## Task goal:
Once every line holding "true" in the listing below has been found, give their number and nothing more.

## Listed records:
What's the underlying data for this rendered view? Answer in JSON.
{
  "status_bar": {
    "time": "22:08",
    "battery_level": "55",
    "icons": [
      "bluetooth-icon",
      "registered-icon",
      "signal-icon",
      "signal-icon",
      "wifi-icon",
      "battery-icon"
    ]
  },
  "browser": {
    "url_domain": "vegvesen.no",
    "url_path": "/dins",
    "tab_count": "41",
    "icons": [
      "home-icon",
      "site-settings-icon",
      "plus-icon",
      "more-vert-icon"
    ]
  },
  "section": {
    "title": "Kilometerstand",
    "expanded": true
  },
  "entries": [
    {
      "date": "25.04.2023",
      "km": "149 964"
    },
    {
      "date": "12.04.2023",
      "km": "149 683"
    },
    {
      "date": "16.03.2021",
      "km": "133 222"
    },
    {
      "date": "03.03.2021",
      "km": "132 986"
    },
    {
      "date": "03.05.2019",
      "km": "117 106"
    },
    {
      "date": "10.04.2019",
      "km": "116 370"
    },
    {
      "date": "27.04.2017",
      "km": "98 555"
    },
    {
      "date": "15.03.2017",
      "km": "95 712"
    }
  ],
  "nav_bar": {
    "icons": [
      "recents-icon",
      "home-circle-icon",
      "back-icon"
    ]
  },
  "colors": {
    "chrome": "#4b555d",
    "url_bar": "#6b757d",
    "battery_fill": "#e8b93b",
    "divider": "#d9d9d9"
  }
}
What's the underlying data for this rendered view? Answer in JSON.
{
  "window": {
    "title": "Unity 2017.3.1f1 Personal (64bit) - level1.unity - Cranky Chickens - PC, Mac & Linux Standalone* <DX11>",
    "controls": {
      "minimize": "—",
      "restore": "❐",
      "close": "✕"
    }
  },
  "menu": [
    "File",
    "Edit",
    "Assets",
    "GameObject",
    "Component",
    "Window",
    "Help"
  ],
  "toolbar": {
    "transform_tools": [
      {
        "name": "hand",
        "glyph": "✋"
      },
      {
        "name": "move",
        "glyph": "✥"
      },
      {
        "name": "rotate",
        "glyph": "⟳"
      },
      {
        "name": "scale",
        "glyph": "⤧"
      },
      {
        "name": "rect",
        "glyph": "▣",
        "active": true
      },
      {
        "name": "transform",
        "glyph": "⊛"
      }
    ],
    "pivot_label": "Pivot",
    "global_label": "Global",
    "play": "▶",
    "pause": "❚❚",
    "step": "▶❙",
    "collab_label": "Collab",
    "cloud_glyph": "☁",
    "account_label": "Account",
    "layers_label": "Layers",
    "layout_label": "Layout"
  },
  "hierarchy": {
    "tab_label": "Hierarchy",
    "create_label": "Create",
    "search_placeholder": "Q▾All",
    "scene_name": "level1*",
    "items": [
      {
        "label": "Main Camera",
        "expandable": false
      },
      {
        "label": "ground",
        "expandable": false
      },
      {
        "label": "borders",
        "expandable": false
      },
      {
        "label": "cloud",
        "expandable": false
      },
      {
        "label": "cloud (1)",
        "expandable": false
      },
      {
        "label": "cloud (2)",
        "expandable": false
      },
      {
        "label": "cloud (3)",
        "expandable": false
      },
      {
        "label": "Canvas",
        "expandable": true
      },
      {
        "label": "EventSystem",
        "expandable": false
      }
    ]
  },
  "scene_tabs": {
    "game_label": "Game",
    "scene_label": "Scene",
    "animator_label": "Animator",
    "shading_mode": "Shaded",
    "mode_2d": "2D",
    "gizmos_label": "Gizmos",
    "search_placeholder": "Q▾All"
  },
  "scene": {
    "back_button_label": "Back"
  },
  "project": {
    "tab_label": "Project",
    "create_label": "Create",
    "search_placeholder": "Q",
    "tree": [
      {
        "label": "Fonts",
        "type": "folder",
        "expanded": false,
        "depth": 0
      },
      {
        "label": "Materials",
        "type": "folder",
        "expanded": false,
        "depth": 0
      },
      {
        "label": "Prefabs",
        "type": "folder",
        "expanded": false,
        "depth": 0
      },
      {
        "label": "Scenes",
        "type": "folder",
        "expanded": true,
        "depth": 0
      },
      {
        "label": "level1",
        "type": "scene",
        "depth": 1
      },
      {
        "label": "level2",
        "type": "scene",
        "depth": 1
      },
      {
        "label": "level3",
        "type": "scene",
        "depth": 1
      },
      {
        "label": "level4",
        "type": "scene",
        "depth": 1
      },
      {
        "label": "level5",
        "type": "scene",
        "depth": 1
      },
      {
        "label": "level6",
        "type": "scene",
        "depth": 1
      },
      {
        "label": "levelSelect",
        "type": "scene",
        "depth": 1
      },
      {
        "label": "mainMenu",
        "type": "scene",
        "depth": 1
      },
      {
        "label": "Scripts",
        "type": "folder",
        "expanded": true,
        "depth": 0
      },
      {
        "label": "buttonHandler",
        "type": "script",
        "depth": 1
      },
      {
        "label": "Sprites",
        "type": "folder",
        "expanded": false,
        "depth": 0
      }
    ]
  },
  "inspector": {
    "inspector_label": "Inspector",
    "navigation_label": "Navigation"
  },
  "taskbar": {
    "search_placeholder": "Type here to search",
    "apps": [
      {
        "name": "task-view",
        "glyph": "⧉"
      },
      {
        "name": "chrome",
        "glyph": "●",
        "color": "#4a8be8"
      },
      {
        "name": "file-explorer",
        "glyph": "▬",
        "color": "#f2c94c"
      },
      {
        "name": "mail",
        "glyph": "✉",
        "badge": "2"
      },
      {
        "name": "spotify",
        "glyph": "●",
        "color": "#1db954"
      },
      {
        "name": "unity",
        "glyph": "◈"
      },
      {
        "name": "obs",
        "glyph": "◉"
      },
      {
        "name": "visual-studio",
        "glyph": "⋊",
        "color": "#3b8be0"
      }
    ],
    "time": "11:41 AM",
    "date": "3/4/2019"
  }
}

## Result below:
5